Building winds and a schedule made wise our departure by mid-morning from the beautiful sheltered bay outside the cave but the long sailing day which followed allowed ample time for contemplation of the morning experience. We sailed south down the west side of the island chain with the wind behind the beam making seven knots with just the jib and winding our way through patchy reefs easily spotted as pale turquoise in the good sunlight and often highlighted by breaking waves along their edges. Sometimes looking far ahead I saw what at first glance seemed to be a party of breaching whales-- so explosive were the splashes of waves leapfrogging over rock and reef. The predictable rhythm of wind and calm followed the skyline of each island-- blocked by mountains and whistling through passes. I watched for wind lines betraying the approach of williwaws, the sudden blasts of wind which intermittently roused The Rose from her sun drenched slumbers and sent her merrily hop scotching amongst the wavelets. But even these were mild and we continued slipping along the western shores of the western islands which are quite different from the eastern islands where we have spent most of our time cruising. These western islands are volcanic with odd rock formations jutting up from low hills of tawny grass and few patches of scrubby shrubs. We've left behind the mist shrouded rainforest and rainbows of Taveuni and here only along the recessed backs of the white sand beaches did we see small clumps of coconut palm. If not surrounded by sea, these islands might be mistaken for the foothills of Northern California-beautiful but not as tropical as the images usually coming to mind at mention of Fiji.

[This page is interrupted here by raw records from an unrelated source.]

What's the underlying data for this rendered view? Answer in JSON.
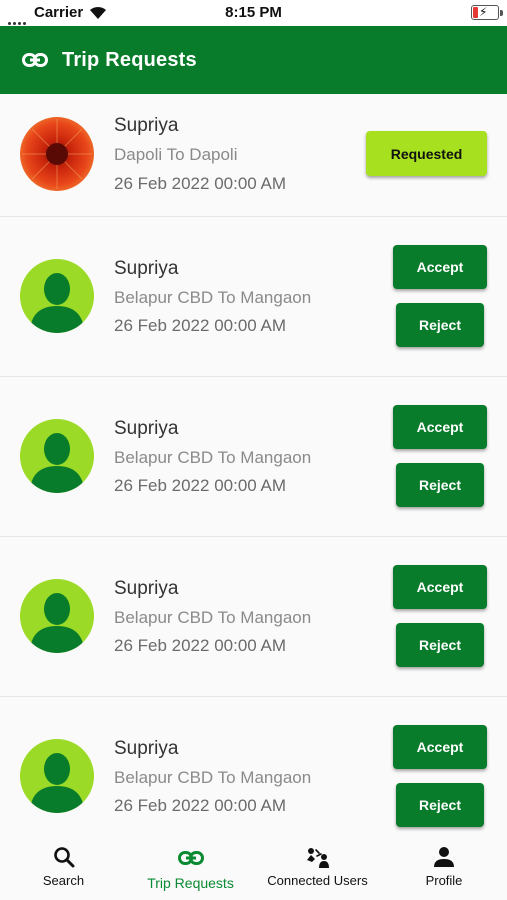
{
  "status_bar": {
    "carrier": "Carrier",
    "time": "8:15 PM"
  },
  "app_bar": {
    "title": "Trip Requests",
    "icon": "link-icon"
  },
  "colors": {
    "primary": "#087c2a",
    "requested": "#a6e01e",
    "avatar_green": "#9bdb27",
    "active_tab": "#0a8a32"
  },
  "requests": [
    {
      "name": "Supriya",
      "route": "Dapoli To Dapoli",
      "date": "26 Feb 2022 00:00 AM",
      "avatar": "flower-photo",
      "status_label": "Requested"
    },
    {
      "name": "Supriya",
      "route": "Belapur CBD To Mangaon",
      "date": "26 Feb 2022 00:00 AM",
      "avatar": "person-placeholder",
      "accept_label": "Accept",
      "reject_label": "Reject"
    },
    {
      "name": "Supriya",
      "route": "Belapur CBD To Mangaon",
      "date": "26 Feb 2022 00:00 AM",
      "avatar": "person-placeholder",
      "accept_label": "Accept",
      "reject_label": "Reject"
    },
    {
      "name": "Supriya",
      "route": "Belapur CBD To Mangaon",
      "date": "26 Feb 2022 00:00 AM",
      "avatar": "person-placeholder",
      "accept_label": "Accept",
      "reject_label": "Reject"
    },
    {
      "name": "Supriya",
      "route": "Belapur CBD To Mangaon",
      "date": "26 Feb 2022 00:00 AM",
      "avatar": "person-placeholder",
      "accept_label": "Accept",
      "reject_label": "Reject"
    }
  ],
  "bottom_nav": {
    "items": [
      {
        "label": "Search",
        "icon": "search-icon"
      },
      {
        "label": "Trip Requests",
        "icon": "link-icon",
        "active": true
      },
      {
        "label": "Connected Users",
        "icon": "connected-users-icon"
      },
      {
        "label": "Profile",
        "icon": "person-icon"
      }
    ]
  }
}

The anchorage we had intended for overnight was full of boats. There are also many more boats and tourists here even in the outlying islands than we have grown accustomed to during our travels on Fiji's east side. Not only sailboats busy the waters but big wake churning ferries, mega yachts and even sea planes must be watched for. After a long day of sun we chose another anchorage quite nearby which we had all to ourselves. The breeze blew gently and the swell was on the beam-not enough to knock the dishes out of the cupboards but certainly enough to rock us to sleep like babes in a cradle. Moce (goodnight) Pat and John s/v The Rose Tokatokauna Pass, South end of Naviti Island, where the mantas play¬...